Of course, ATWS dominated our discussions, particularly how the next meeting or next issue of the Journal might work out. Those were important to both of us since both of us had put so much into birthing and nurturing ATWS and JTWS. Harry began ATWS in 1983 as an outgrowth of his Third World in Perspective series at Georgia Southwestern University. I came on board in 1984 when I saw an advertisement for the first ATWS meeting. I sent him a heartfelt letter assuming he was the great China specialist Harold Isaacs. He called me back to let me know he was not that person, rather a Latin American specialist at Georgia Southwestern. After we had a good laugh and spoke for a long while, he invited me to present at the conference. I did and as they say, the rest is history. I was hooked and from that time on we and other new members like our mutual friend and colleague Zia Hashmi from Georgia Southern University began planning more conferences at other places such as Armstrong State University, University of Florida, etc. We also put together dozens of Third World in Perspective meetings at GSW. Some even made it to TV.
At one point Harry and I went to another conference at Jekyll Island.
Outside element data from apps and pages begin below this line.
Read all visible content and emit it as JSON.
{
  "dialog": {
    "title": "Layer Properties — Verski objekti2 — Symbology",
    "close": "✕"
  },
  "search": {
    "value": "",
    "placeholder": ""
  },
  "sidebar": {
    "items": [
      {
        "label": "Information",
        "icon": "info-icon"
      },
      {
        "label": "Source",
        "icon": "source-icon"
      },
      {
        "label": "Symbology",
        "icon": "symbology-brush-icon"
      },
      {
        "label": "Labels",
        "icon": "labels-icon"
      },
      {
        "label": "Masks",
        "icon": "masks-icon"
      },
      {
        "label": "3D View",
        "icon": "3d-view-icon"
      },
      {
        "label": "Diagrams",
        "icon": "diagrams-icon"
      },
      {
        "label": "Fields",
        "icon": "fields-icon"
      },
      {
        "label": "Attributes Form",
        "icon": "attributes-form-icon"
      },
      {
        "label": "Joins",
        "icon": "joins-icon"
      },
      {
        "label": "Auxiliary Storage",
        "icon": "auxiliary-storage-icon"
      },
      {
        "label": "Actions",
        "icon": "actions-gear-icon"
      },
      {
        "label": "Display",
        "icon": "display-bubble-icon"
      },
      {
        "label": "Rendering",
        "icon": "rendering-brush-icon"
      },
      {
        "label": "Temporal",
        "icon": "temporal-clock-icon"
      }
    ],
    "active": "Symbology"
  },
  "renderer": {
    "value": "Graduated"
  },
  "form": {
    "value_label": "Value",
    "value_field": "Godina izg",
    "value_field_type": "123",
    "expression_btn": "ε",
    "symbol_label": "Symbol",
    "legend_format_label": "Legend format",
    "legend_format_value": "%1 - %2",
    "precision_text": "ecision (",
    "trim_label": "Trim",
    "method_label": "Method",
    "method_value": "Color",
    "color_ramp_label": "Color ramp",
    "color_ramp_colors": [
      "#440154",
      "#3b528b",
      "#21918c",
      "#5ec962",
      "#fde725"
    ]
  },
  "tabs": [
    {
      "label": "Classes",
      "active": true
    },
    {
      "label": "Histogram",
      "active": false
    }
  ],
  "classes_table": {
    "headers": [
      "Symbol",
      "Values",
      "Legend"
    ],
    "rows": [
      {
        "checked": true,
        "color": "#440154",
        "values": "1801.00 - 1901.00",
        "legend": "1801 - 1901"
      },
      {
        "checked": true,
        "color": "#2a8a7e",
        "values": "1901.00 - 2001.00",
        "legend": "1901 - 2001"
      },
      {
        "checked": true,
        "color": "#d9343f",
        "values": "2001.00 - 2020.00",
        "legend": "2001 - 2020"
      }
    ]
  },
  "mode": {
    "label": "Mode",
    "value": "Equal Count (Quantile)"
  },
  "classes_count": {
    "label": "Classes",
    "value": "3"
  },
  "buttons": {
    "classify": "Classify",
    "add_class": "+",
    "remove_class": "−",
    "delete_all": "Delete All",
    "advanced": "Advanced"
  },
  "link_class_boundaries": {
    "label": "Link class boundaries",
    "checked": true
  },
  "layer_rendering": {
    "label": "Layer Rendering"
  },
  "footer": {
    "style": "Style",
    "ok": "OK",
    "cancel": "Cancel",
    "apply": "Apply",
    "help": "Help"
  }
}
I can't really remember who sponsored it. We roomed together and were on the same panel. As we drove home we began to discuss the formalization of the Association. From that talk, I drafted a constitution and bylaws. Harold did a significant edit and we talked Zia into becoming the first Vice-President/President elect. In later years, Harold would compare it to me being Jefferson, him being Franklin, and Zia being Washington. I am not sure about me being as smart as the red headed genius from Virginia, but Harry was definitely our founding father.
Over the intervening years, the Association, the Journal, and the Third World in Perspective programs grew and expanded. I spent several...